» EXERCISE
Every line that contains "Actions" must be located and copied from the data.

» Records from a collection
━━━━━━━━━━
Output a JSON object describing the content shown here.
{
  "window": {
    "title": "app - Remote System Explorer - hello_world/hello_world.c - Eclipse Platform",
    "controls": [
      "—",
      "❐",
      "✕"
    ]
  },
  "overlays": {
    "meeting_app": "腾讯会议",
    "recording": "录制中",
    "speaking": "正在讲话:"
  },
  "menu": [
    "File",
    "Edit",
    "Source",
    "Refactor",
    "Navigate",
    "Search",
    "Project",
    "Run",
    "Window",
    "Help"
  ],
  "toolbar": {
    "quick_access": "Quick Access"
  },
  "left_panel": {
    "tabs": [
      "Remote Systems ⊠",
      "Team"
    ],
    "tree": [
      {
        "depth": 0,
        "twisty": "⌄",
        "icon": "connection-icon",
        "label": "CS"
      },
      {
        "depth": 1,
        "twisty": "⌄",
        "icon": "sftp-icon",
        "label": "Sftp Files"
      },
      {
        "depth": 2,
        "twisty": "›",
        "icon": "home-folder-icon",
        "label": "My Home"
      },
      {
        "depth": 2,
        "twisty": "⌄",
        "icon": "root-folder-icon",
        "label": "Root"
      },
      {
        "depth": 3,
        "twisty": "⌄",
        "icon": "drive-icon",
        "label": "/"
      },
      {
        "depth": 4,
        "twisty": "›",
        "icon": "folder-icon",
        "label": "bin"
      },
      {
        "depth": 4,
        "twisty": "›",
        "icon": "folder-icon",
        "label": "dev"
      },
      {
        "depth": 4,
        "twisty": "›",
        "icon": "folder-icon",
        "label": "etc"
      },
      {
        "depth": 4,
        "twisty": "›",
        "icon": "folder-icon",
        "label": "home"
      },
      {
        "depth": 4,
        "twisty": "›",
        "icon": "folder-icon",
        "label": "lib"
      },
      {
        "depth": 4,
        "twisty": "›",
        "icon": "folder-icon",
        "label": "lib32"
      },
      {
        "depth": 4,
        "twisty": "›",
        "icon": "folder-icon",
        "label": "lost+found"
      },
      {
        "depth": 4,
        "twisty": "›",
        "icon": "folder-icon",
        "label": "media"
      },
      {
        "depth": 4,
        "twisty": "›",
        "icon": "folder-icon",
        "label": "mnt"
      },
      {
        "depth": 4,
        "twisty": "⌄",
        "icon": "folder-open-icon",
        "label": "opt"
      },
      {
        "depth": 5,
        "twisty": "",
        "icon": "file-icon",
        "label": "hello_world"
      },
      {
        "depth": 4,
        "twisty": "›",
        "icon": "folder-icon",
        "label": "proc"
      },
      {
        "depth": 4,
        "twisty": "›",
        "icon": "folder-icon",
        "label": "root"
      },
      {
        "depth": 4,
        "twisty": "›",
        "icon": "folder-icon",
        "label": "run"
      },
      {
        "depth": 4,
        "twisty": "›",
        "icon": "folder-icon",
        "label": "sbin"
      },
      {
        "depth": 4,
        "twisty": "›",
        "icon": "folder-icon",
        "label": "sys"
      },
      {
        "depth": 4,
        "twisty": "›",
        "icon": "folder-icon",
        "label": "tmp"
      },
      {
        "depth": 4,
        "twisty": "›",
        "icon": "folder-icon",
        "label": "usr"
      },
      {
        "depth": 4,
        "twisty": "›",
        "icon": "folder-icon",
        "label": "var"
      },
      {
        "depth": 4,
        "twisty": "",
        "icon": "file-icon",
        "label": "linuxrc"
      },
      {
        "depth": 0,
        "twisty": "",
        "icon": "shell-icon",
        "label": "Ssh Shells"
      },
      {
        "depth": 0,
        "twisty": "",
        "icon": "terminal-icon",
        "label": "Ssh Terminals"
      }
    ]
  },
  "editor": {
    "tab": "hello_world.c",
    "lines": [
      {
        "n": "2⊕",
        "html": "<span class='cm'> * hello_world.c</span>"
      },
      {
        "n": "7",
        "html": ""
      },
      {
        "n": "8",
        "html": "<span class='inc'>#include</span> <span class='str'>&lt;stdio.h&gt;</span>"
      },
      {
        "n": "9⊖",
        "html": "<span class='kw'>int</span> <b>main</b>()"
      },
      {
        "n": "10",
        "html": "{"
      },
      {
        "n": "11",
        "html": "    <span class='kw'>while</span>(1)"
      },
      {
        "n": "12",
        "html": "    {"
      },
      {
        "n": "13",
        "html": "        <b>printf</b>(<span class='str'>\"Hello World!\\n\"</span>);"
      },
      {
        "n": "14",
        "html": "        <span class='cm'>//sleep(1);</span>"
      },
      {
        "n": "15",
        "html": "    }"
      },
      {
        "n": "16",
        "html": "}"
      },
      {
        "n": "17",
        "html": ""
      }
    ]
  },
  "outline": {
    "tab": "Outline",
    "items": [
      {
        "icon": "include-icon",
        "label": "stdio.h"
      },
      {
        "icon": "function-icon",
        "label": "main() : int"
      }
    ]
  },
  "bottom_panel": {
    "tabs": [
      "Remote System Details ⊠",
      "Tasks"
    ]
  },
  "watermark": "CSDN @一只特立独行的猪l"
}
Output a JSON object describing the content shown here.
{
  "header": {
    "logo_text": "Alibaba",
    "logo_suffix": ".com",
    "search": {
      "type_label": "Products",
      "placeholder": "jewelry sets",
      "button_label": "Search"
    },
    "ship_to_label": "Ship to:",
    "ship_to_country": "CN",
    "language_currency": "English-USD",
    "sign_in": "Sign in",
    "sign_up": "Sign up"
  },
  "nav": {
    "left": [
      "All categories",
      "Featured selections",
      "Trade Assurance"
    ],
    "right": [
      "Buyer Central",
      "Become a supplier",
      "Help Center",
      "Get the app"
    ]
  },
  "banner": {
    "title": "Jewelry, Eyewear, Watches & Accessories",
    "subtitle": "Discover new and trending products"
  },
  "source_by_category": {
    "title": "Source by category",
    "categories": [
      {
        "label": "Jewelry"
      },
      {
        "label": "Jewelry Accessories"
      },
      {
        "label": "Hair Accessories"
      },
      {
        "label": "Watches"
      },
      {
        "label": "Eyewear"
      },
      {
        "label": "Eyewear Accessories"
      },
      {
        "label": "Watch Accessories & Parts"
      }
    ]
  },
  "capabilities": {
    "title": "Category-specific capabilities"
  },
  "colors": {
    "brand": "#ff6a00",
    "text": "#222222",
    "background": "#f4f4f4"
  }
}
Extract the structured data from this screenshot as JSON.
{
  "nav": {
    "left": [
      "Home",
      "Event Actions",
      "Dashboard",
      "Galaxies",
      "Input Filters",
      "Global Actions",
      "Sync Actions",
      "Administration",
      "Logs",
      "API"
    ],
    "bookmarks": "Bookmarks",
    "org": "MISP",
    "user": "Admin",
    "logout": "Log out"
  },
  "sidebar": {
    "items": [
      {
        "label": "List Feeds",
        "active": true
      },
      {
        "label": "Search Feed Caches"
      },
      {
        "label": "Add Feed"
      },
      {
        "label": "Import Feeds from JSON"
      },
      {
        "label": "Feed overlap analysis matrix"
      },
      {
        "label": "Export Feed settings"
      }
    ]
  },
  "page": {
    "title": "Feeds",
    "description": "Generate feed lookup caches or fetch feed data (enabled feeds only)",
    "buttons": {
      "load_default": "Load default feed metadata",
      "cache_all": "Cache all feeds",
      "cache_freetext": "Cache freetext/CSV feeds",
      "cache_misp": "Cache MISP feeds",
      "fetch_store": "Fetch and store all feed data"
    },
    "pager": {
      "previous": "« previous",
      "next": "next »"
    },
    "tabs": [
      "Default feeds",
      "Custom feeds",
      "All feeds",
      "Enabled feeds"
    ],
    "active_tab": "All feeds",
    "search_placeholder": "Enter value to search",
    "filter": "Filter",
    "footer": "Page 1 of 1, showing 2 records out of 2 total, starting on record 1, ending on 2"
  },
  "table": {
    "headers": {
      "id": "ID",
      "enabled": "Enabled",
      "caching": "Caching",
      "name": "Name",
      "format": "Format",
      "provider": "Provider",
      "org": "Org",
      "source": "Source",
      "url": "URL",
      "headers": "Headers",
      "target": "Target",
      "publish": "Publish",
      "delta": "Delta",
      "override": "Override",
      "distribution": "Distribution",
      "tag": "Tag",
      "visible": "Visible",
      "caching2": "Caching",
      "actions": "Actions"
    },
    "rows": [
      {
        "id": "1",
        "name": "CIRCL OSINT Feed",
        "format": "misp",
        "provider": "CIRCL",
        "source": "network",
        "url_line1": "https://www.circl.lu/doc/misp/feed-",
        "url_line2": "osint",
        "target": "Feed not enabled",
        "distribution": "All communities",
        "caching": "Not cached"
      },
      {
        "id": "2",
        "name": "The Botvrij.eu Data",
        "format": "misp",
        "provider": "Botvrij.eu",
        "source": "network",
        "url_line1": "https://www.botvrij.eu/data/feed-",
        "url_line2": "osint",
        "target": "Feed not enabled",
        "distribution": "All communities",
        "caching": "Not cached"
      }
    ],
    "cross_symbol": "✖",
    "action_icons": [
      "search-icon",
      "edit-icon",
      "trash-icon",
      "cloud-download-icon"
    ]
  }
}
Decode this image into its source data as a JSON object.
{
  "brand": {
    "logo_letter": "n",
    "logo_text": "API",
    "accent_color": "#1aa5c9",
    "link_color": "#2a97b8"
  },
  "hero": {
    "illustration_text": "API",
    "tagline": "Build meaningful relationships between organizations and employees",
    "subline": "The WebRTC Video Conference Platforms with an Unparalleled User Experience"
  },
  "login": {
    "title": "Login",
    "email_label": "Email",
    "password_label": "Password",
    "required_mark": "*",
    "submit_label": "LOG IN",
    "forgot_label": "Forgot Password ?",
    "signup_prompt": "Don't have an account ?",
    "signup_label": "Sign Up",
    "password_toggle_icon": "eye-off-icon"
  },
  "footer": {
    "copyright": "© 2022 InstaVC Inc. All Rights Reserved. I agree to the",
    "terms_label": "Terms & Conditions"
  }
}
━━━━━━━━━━
» RESPONSE TO THIS EXERCISE
      "Event Actions",
      "Global Actions",
      "Sync Actions",
      "actions": "Actions"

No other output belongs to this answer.